In June the young lieutenant accompanied his unit, part of Hancock’s II Corps, to Gettysburg. On the afternoon of July 2, the second day of the epic battle, the 145th was attached to Colonel John R. Brooke’s brigade in General John C. Caldwell’s division and had brief success in the heavy fighting in the Wheatfield. Eventually the brigade was flanked and forced to retreat, but Lewis, wounded in both legs, was left on the field for two days before finally receiving treatment. D.W. Winchester, quartermaster of the 145th Pennsylvania, wrote the following short note to Lewis’ father, Marcus, from Frederick, Md.: “Your son Horatio is in Hospital at Gettysburg with left leg off & wounded in the right probably mortal D W Winchester.”

Two of Lewis’ brothers, James A. Lewis (later with the 76th Pennsylvania Volunteer Infantry) and the Rev. Ammi M. Lewis, traveled to Gettysburg to be with him before he died on July 20. The two brought their brother’s body home and buried him in the Erie City Cemetery. After the war, the Fairview G.A.R. Post No. 359 was named in Horatio Lewis’ memory.

Horatio wrote his last letter home from Frederick City, Md., on June 28: “Maryland looks a good deal like home; between here and Edwards Ferry we have passed over the finest pies [sic] of Country I ever saw. The lake shore (Erie Lake) does not begin; It is a great wheat & corn country, large Fields of wheat all ready for harvest (Part already in shock) Corn looks very nice clean and free from grass & weeds. Generally about a foot high. Today we heard Canonadeing in the direction of South Mountain. We have not had a chance to send out any mail since we left Falmouth, Va., the letter I wrote last has not left the Regiment. Capt. Lynch and Lt. Lytle are both well.
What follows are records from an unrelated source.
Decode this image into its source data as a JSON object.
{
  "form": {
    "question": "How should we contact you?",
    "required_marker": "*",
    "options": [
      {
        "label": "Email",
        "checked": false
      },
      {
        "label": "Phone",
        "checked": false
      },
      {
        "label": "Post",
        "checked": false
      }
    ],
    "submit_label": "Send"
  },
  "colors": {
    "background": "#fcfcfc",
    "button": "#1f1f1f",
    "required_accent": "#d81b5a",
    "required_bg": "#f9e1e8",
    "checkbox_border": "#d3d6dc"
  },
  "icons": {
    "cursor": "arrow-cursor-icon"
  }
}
I am well every way except my feet; they are pretty blistered up. Horatio”

On July 3, the Confederates captured one of Lewis’ older brothers, Sergeant Harry W. Lewis, a member of the 6th U.S. Cavalry, near Fairfield, Pa. He spent six months in captivity at Belle Isle and Libby prisons. Another older brother, Marcus Lewis Jr., served in the Navy aboard USS Silver Lake. He died of typhoid fever while being treated aboard the hospital ship Red Rover on January 15, 1865.


Gordon W. Gribble is the great-great-grandnephew of Horatio Lewis.

Originally published in the September 2007 issue of Civil War Times. To subscribe, click here